At the Hemlock
When Brian began playing Keeril Makan's Voice Within Voice, I suddenly heard that same physical intimacy as I hear in my favorite singers, where the whole body participates in the music making process, and the expressive sound quivers like a living piece of that body. The synthesis of human voice and woody reed produces squawks and squeaks as embarrassing as a middle schooler's changing warble, and the expressive intention seems similarly open and unapologetic. These effects are not just a catalogue of sounds "for show," but rather, they allow the performer to deliver the music in numerous embodied ways, from the air in the belly, through the reed and mouthpiece, and into being in the room with the audience. The saxophone becomes an extended vocal superstar, a caricature of some pompous, five-octave facher. Floaty sighs and squeaks sound as risky as (and maybe even more expressive than) a coloratura's high F-sharp and seem impossibly related to the sometimes voiced and sometimes airy bursts, pops and farts down in the nether-range of the instrument. The culminating effect is such a personal offering--not, I should clarify, of emotion, but more literally, of physical music--that Brian's performance seemed appropriately suited to the small back room of the Hemlock. (Yes, it was damn noisy, but I can not imagine the nuances of physical intimacy delivering as well in a more traditional "hall.")

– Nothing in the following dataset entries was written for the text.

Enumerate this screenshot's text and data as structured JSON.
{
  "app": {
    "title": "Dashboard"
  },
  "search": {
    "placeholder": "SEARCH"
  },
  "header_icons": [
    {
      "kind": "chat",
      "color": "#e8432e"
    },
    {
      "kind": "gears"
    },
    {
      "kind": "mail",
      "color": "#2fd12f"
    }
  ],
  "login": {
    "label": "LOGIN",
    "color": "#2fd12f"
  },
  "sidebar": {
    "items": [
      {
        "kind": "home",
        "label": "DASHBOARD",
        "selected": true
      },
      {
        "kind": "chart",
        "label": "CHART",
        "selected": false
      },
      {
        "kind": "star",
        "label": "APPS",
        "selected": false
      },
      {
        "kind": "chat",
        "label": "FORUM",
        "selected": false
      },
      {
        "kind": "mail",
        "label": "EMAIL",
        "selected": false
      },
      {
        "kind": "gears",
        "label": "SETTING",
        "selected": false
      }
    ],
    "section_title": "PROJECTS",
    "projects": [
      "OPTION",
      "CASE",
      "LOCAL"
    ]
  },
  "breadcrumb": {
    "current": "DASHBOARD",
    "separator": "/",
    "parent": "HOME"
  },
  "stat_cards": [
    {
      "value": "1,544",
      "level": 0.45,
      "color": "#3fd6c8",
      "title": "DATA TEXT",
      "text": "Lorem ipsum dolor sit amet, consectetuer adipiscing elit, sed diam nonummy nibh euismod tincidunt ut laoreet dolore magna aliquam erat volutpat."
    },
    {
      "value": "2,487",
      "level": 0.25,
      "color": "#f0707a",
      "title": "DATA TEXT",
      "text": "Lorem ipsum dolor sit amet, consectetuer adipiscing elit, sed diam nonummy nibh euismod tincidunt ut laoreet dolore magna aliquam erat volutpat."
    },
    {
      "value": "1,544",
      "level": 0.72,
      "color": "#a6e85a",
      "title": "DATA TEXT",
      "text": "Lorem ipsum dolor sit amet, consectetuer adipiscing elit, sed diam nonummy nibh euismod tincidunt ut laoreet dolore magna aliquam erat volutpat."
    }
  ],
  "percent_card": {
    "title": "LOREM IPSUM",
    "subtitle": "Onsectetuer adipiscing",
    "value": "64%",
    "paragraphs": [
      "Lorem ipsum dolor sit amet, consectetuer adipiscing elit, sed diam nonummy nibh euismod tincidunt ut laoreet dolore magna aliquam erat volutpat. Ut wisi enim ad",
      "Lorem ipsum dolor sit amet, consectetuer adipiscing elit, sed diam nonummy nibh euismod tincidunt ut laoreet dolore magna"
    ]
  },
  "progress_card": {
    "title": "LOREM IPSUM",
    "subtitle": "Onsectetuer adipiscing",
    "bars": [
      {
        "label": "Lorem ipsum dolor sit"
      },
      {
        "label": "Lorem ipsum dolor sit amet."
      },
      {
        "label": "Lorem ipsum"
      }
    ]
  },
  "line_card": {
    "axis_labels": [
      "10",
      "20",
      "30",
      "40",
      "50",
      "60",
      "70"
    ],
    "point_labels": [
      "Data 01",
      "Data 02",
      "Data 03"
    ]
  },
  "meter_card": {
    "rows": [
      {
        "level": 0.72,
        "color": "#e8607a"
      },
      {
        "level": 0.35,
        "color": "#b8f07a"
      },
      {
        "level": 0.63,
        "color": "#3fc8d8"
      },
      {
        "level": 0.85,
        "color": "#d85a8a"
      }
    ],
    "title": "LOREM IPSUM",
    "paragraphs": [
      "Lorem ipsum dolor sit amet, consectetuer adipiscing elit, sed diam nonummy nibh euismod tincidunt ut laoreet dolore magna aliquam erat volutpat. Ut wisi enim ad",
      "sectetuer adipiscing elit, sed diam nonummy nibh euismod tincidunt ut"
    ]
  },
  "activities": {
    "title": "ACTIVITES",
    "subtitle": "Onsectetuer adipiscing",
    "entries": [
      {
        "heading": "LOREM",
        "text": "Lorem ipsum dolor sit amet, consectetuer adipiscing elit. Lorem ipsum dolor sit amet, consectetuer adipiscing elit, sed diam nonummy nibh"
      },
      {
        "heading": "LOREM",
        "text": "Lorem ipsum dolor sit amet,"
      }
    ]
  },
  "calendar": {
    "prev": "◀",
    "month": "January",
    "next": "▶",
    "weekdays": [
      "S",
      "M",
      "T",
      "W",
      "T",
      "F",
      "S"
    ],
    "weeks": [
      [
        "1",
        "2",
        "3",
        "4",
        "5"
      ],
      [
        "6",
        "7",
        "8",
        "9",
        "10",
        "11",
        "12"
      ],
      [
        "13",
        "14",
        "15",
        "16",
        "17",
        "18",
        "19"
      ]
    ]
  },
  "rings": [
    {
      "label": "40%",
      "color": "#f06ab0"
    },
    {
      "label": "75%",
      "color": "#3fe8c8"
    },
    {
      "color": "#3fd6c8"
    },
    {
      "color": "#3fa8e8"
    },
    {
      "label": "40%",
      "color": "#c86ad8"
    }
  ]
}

As a pianist, I am perhaps highly sensitized to the physical manifestation of sound, since the sounds I produce seem held at quite a distance from my body. Once, in the middle of a lesson, a piano teacher picked up a pencil and tapped the eraser from key to key. She said, "I can play this Bach with a pencil. Now you tell me, what's the difference between you--your fingers--and a pencil? Why should I listen to you when I can listen to a pencil?" (That was one of those go-home-and-sob-for-hours lessons.) There are two camps of musicians: those who use the breath and those who touch. (Those who play laptop or any stringed instrument are, I think, in the latter camp with us pianists and percussionists.) What we all have in common is how we use our ears. Lately, I find my ear straining to find ways to embody the music, to flow with the breath, to ... be more like a singer.
Well, the Brink Series never fails to give me something to mull over. Dorsey Dunn wrapped things at the laptop, creating three varied soundscapes sourced from samples of his own saxophone playing. Reedy melodic figurations yielded to beats and drones and a random sprung guitar string. In a way, Dunn provided a thoughtful concluding commentary to Brian's earlier set. Thanks for a great evening, guys.